BEGIN
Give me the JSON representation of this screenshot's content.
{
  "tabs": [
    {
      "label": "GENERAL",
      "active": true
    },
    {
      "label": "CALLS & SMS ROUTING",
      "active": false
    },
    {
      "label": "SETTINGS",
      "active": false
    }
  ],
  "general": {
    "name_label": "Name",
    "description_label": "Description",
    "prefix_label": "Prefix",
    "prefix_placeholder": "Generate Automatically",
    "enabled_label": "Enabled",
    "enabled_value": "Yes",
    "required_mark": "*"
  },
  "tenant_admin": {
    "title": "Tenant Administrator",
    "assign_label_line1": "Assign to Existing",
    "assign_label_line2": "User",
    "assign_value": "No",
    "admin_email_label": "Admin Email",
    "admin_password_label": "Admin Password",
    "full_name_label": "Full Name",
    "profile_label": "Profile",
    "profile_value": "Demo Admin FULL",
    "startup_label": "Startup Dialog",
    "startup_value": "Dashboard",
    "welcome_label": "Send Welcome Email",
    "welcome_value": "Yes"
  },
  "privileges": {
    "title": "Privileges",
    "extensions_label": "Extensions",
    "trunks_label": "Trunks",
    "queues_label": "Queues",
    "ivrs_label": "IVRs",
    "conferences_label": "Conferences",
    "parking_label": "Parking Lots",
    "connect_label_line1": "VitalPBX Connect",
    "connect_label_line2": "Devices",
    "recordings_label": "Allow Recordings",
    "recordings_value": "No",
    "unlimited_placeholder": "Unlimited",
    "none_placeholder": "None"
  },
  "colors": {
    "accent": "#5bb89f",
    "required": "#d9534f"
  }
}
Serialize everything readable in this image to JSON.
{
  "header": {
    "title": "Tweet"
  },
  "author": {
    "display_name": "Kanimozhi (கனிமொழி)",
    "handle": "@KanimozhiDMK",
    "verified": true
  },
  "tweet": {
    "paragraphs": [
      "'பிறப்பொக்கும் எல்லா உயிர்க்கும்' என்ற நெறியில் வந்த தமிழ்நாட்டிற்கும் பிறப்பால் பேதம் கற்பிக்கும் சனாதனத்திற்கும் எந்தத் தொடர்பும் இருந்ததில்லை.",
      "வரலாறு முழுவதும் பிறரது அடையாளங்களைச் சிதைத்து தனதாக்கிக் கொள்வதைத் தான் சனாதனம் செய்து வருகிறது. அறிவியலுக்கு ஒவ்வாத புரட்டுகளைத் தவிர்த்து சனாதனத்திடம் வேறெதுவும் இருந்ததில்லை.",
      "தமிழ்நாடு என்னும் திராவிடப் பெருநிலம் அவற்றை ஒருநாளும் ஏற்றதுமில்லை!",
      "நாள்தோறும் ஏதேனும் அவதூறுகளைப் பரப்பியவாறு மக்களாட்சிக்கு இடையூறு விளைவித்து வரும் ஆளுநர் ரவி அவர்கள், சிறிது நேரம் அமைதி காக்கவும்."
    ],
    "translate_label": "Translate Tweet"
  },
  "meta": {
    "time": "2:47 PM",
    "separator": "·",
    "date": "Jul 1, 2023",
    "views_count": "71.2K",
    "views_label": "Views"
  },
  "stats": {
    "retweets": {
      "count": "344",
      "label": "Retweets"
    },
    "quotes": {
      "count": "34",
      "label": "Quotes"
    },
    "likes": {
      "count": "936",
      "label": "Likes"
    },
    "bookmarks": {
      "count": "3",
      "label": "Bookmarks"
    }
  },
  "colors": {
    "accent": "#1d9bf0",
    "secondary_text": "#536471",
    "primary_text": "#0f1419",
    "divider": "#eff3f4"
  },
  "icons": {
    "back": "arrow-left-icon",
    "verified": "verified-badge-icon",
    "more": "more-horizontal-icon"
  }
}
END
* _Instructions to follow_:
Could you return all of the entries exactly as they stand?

* _Answer section_:
Give me the JSON representation of this screenshot's content.
{
  "tabs": [
    {
      "label": "GENERAL",
      "active": true
    },
    {
      "label": "CALLS & SMS ROUTING",
      "active": false
    },
    {
      "label": "SETTINGS",
      "active": false
    }
  ],
  "general": {
    "name_label": "Name",
    "description_label": "Description",
    "prefix_label": "Prefix",
    "prefix_placeholder": "Generate Automatically",
    "enabled_label": "Enabled",
    "enabled_value": "Yes",
    "required_mark": "*"
  },
  "tenant_admin": {
    "title": "Tenant Administrator",
    "assign_label_line1": "Assign to Existing",
    "assign_label_line2": "User",
    "assign_value": "No",
    "admin_email_label": "Admin Email",
    "admin_password_label": "Admin Password",
    "full_name_label": "Full Name",
    "profile_label": "Profile",
    "profile_value": "Demo Admin FULL",
    "startup_label": "Startup Dialog",
    "startup_value": "Dashboard",
    "welcome_label": "Send Welcome Email",
    "welcome_value": "Yes"
  },
  "privileges": {
    "title": "Privileges",
    "extensions_label": "Extensions",
    "trunks_label": "Trunks",
    "queues_label": "Queues",
    "ivrs_label": "IVRs",
    "conferences_label": "Conferences",
    "parking_label": "Parking Lots",
    "connect_label_line1": "VitalPBX Connect",
    "connect_label_line2": "Devices",
    "recordings_label": "Allow Recordings",
    "recordings_value": "No",
    "unlimited_placeholder": "Unlimited",
    "none_placeholder": "None"
  },
  "colors": {
    "accent": "#5bb89f",
    "required": "#d9534f"
  }
}
Serialize everything readable in this image to JSON.
{
  "header": {
    "title": "Tweet"
  },
  "author": {
    "display_name": "Kanimozhi (கனிமொழி)",
    "handle": "@KanimozhiDMK",
    "verified": true
  },
  "tweet": {
    "paragraphs": [
      "'பிறப்பொக்கும் எல்லா உயிர்க்கும்' என்ற நெறியில் வந்த தமிழ்நாட்டிற்கும் பிறப்பால் பேதம் கற்பிக்கும் சனாதனத்திற்கும் எந்தத் தொடர்பும் இருந்ததில்லை.",
      "வரலாறு முழுவதும் பிறரது அடையாளங்களைச் சிதைத்து தனதாக்கிக் கொள்வதைத் தான் சனாதனம் செய்து வருகிறது. அறிவியலுக்கு ஒவ்வாத புரட்டுகளைத் தவிர்த்து சனாதனத்திடம் வேறெதுவும் இருந்ததில்லை.",
      "தமிழ்நாடு என்னும் திராவிடப் பெருநிலம் அவற்றை ஒருநாளும் ஏற்றதுமில்லை!",
      "நாள்தோறும் ஏதேனும் அவதூறுகளைப் பரப்பியவாறு மக்களாட்சிக்கு இடையூறு விளைவித்து வரும் ஆளுநர் ரவி அவர்கள், சிறிது நேரம் அமைதி காக்கவும்."
    ],
    "translate_label": "Translate Tweet"
  },
  "meta": {
    "time": "2:47 PM",
    "separator": "·",
    "date": "Jul 1, 2023",
    "views_count": "71.2K",
    "views_label": "Views"
  },
  "stats": {
    "retweets": {
      "count": "344",
      "label": "Retweets"
    },
    "quotes": {
      "count": "34",
      "label": "Quotes"
    },
    "likes": {
      "count": "936",
      "label": "Likes"
    },
    "bookmarks": {
      "count": "3",
      "label": "Bookmarks"
    }
  },
  "colors": {
    "accent": "#1d9bf0",
    "secondary_text": "#536471",
    "primary_text": "#0f1419",
    "divider": "#eff3f4"
  },
  "icons": {
    "back": "arrow-left-icon",
    "verified": "verified-badge-icon",
    "more": "more-horizontal-icon"
  }
}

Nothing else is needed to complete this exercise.